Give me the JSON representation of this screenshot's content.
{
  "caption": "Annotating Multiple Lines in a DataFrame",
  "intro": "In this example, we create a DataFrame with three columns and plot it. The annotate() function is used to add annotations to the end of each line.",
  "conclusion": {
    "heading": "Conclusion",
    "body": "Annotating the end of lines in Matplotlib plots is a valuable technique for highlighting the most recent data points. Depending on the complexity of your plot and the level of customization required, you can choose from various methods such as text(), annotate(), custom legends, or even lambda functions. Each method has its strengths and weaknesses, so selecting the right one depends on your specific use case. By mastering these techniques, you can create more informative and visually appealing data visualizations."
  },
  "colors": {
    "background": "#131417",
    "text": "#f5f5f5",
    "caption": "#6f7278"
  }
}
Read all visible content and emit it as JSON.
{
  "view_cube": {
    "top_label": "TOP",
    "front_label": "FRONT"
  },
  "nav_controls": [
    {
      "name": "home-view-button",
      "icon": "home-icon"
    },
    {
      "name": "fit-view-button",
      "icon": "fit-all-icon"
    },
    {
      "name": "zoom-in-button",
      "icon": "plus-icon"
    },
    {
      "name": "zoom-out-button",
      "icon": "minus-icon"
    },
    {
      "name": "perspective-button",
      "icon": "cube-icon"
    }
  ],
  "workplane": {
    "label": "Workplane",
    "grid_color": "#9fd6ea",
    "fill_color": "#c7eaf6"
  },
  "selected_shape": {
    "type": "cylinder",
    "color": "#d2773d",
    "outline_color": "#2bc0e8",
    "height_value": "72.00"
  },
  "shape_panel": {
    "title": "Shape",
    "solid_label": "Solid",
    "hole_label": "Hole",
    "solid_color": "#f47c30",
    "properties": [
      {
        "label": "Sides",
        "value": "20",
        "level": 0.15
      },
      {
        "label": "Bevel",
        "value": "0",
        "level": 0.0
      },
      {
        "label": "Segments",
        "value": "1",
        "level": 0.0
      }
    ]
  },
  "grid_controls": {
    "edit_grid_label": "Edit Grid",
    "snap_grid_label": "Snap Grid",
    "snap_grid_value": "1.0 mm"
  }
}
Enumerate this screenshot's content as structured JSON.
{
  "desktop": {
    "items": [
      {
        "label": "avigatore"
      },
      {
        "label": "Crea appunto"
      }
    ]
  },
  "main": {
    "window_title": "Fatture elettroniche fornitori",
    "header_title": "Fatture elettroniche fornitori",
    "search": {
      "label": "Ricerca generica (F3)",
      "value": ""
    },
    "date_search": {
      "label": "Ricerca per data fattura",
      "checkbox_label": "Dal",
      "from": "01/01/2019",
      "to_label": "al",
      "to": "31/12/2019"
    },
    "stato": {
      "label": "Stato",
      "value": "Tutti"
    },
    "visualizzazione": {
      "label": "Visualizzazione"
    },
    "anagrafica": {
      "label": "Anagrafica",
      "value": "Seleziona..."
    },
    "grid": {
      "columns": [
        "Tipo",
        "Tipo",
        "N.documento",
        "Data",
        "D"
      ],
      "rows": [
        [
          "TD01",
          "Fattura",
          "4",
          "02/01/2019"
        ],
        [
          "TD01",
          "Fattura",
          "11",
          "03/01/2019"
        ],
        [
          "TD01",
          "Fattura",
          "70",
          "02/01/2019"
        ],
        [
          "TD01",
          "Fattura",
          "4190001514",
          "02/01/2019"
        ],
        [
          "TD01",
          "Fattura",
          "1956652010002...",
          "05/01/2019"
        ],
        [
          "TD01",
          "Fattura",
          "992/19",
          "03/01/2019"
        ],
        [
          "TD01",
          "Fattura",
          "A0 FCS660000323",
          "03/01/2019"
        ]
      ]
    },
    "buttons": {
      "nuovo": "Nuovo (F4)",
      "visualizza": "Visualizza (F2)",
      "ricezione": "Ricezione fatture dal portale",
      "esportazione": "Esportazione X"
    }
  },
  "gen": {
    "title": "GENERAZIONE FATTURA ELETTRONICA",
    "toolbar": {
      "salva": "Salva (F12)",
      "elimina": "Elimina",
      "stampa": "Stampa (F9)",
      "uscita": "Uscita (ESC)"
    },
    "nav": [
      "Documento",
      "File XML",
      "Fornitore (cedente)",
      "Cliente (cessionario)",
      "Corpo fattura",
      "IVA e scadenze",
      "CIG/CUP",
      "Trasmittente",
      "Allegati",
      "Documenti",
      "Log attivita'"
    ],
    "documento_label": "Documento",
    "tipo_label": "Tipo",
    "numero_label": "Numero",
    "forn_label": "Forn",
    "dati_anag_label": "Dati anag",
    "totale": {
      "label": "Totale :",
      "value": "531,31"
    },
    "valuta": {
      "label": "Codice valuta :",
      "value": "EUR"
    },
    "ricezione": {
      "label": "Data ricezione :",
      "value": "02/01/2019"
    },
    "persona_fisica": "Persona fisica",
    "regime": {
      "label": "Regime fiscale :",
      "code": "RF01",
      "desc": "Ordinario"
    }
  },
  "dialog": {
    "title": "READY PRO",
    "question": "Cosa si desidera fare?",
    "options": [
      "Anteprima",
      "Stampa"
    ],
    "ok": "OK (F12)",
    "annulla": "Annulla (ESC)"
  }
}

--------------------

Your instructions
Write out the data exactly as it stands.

Response box
Give me the JSON representation of this screenshot's content.
{
  "caption": "Annotating Multiple Lines in a DataFrame",
  "intro": "In this example, we create a DataFrame with three columns and plot it. The annotate() function is used to add annotations to the end of each line.",
  "conclusion": {
    "heading": "Conclusion",
    "body": "Annotating the end of lines in Matplotlib plots is a valuable technique for highlighting the most recent data points. Depending on the complexity of your plot and the level of customization required, you can choose from various methods such as text(), annotate(), custom legends, or even lambda functions. Each method has its strengths and weaknesses, so selecting the right one depends on your specific use case. By mastering these techniques, you can create more informative and visually appealing data visualizations."
  },
  "colors": {
    "background": "#131417",
    "text": "#f5f5f5",
    "caption": "#6f7278"
  }
}
Read all visible content and emit it as JSON.
{
  "view_cube": {
    "top_label": "TOP",
    "front_label": "FRONT"
  },
  "nav_controls": [
    {
      "name": "home-view-button",
      "icon": "home-icon"
    },
    {
      "name": "fit-view-button",
      "icon": "fit-all-icon"
    },
    {
      "name": "zoom-in-button",
      "icon": "plus-icon"
    },
    {
      "name": "zoom-out-button",
      "icon": "minus-icon"
    },
    {
      "name": "perspective-button",
      "icon": "cube-icon"
    }
  ],
  "workplane": {
    "label": "Workplane",
    "grid_color": "#9fd6ea",
    "fill_color": "#c7eaf6"
  },
  "selected_shape": {
    "type": "cylinder",
    "color": "#d2773d",
    "outline_color": "#2bc0e8",
    "height_value": "72.00"
  },
  "shape_panel": {
    "title": "Shape",
    "solid_label": "Solid",
    "hole_label": "Hole",
    "solid_color": "#f47c30",
    "properties": [
      {
        "label": "Sides",
        "value": "20",
        "level": 0.15
      },
      {
        "label": "Bevel",
        "value": "0",
        "level": 0.0
      },
      {
        "label": "Segments",
        "value": "1",
        "level": 0.0
      }
    ]
  },
  "grid_controls": {
    "edit_grid_label": "Edit Grid",
    "snap_grid_label": "Snap Grid",
    "snap_grid_value": "1.0 mm"
  }
}
Enumerate this screenshot's content as structured JSON.
{
  "desktop": {
    "items": [
      {
        "label": "avigatore"
      },
      {
        "label": "Crea appunto"
      }
    ]
  },
  "main": {
    "window_title": "Fatture elettroniche fornitori",
    "header_title": "Fatture elettroniche fornitori",
    "search": {
      "label": "Ricerca generica (F3)",
      "value": ""
    },
    "date_search": {
      "label": "Ricerca per data fattura",
      "checkbox_label": "Dal",
      "from": "01/01/2019",
      "to_label": "al",
      "to": "31/12/2019"
    },
    "stato": {
      "label": "Stato",
      "value": "Tutti"
    },
    "visualizzazione": {
      "label": "Visualizzazione"
    },
    "anagrafica": {
      "label": "Anagrafica",
      "value": "Seleziona..."
    },
    "grid": {
      "columns": [
        "Tipo",
        "Tipo",
        "N.documento",
        "Data",
        "D"
      ],
      "rows": [
        [
          "TD01",
          "Fattura",
          "4",
          "02/01/2019"
        ],
        [
          "TD01",
          "Fattura",
          "11",
          "03/01/2019"
        ],
        [
          "TD01",
          "Fattura",
          "70",
          "02/01/2019"
        ],
        [
          "TD01",
          "Fattura",
          "4190001514",
          "02/01/2019"
        ],
        [
          "TD01",
          "Fattura",
          "1956652010002...",
          "05/01/2019"
        ],
        [
          "TD01",
          "Fattura",
          "992/19",
          "03/01/2019"
        ],
        [
          "TD01",
          "Fattura",
          "A0 FCS660000323",
          "03/01/2019"
        ]
      ]
    },
    "buttons": {
      "nuovo": "Nuovo (F4)",
      "visualizza": "Visualizza (F2)",
      "ricezione": "Ricezione fatture dal portale",
      "esportazione": "Esportazione X"
    }
  },
  "gen": {
    "title": "GENERAZIONE FATTURA ELETTRONICA",
    "toolbar": {
      "salva": "Salva (F12)",
      "elimina": "Elimina",
      "stampa": "Stampa (F9)",
      "uscita": "Uscita (ESC)"
    },
    "nav": [
      "Documento",
      "File XML",
      "Fornitore (cedente)",
      "Cliente (cessionario)",
      "Corpo fattura",
      "IVA e scadenze",
      "CIG/CUP",
      "Trasmittente",
      "Allegati",
      "Documenti",
      "Log attivita'"
    ],
    "documento_label": "Documento",
    "tipo_label": "Tipo",
    "numero_label": "Numero",
    "forn_label": "Forn",
    "dati_anag_label": "Dati anag",
    "totale": {
      "label": "Totale :",
      "value": "531,31"
    },
    "valuta": {
      "label": "Codice valuta :",
      "value": "EUR"
    },
    "ricezione": {
      "label": "Data ricezione :",
      "value": "02/01/2019"
    },
    "persona_fisica": "Persona fisica",
    "regime": {
      "label": "Regime fiscale :",
      "code": "RF01",
      "desc": "Ordinario"
    }
  },
  "dialog": {
    "title": "READY PRO",
    "question": "Cosa si desidera fare?",
    "options": [
      "Anteprima",
      "Stampa"
    ],
    "ok": "OK (F12)",
    "annulla": "Annulla (ESC)"
  }
}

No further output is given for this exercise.